- 3. at least 24 months of well controlled HIV viremia, defined as <50 copies for the majority of the time.
After all screening procedures have been completed to ensure eligibility, a pre-transplant pharmacokinetic study will be done as described below. Using specimens obtained during 7 time points, patient-specific Cmax, Cmin and AUC determinations will be made using standard calculation approaches. The PK data will also include samples drawn on dialysis days for patients with End-stage renal failure:- pre-dialysis, arterial and venous concentrations (Cin and Cout) at the beginning of dialysis, and post dialysis levels (to determine individual hemodialysis extraction ratios).
Additional data to be collected include a Quality of Life questionnaire, SF-36, and a PHQ-9 depression screen which will be administered as a baseline test done at enrollment.
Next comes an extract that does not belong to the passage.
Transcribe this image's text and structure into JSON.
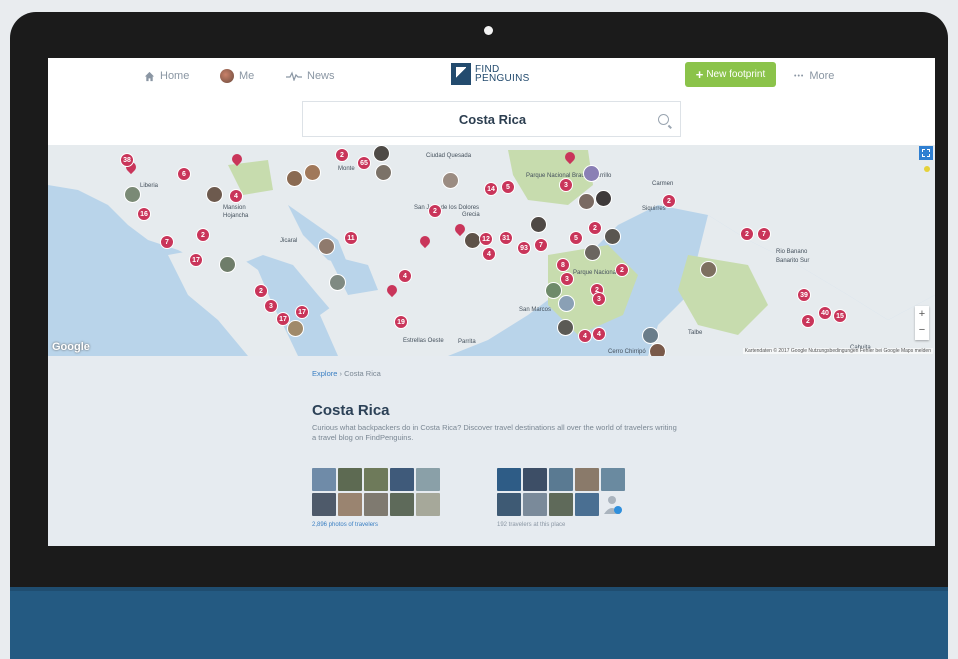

Patients will be asked to have a dual-emission X-ray absorptiometry (DEXA) scan prior to transplant (unless this has been completed within two years of enrollment).
In addition to the standard of care laboratory and imaging procedures that are done around the time of organ transplantation, the following research samples will be collected:
- Pre-transplant - RAL concentrations
- In addition, the following information will be recorded from the subject's medical record: full HIV and infective history and test results including CD4 count, and percentage, HIV viral load, electrocardiography (to assess QTc interval), CMV-IgG/IgM, Hepatitis B, C, D screens +/- viral loads if not already determined.
Post-transplant inpatient hospitalization
- RAL concentrations as well as HIV viral load and CD4/CD8 lymphocyte populations.
- In addition, the following information will be recorded from the subject's medical record: test results including EKG (to assess QTc interval).
- RAL concentrations will be collected at Months 1 and 3 only.
- In addition to the routine post-transplant care, the following information will be collected from the subject's medical records at study months 1, 3, 6, 9, 12, 24 post transplant: CD4 count and %, HIV viral load (+/- genotype and integrase mutation analysis if viral rebound occurs), Vitamin D, Basic Metabolic Panel (to calculate ClCr), quantitative urinary creatinine and protein excretion. Patient side-effect card will be ascertained by directed questioning from the study coordinator at each visit.
Repeat DEXA scan will be done at the 24 months post-transplant visit. Quality of Life assessment and depression screening tools will be administered at the 6 and 24 month marks.
|Contact: Cameron R Wolfe, MDfirstname.lastname@example.org|
|Contact: Charles B Hicks, MD||9196848111|
|United States, North Carolina|
|Duke University Medical Center||Recruiting|
|Durham, North Carolina, United States, 277138270|
|Contact: Cameron R Wolfe, MD 919-668-0789 email@example.com|
|Principal Investigator: Cameron R Wolfe, MD|
|Principal Investigator:||Cameron R Wolfe, MD||Duke University|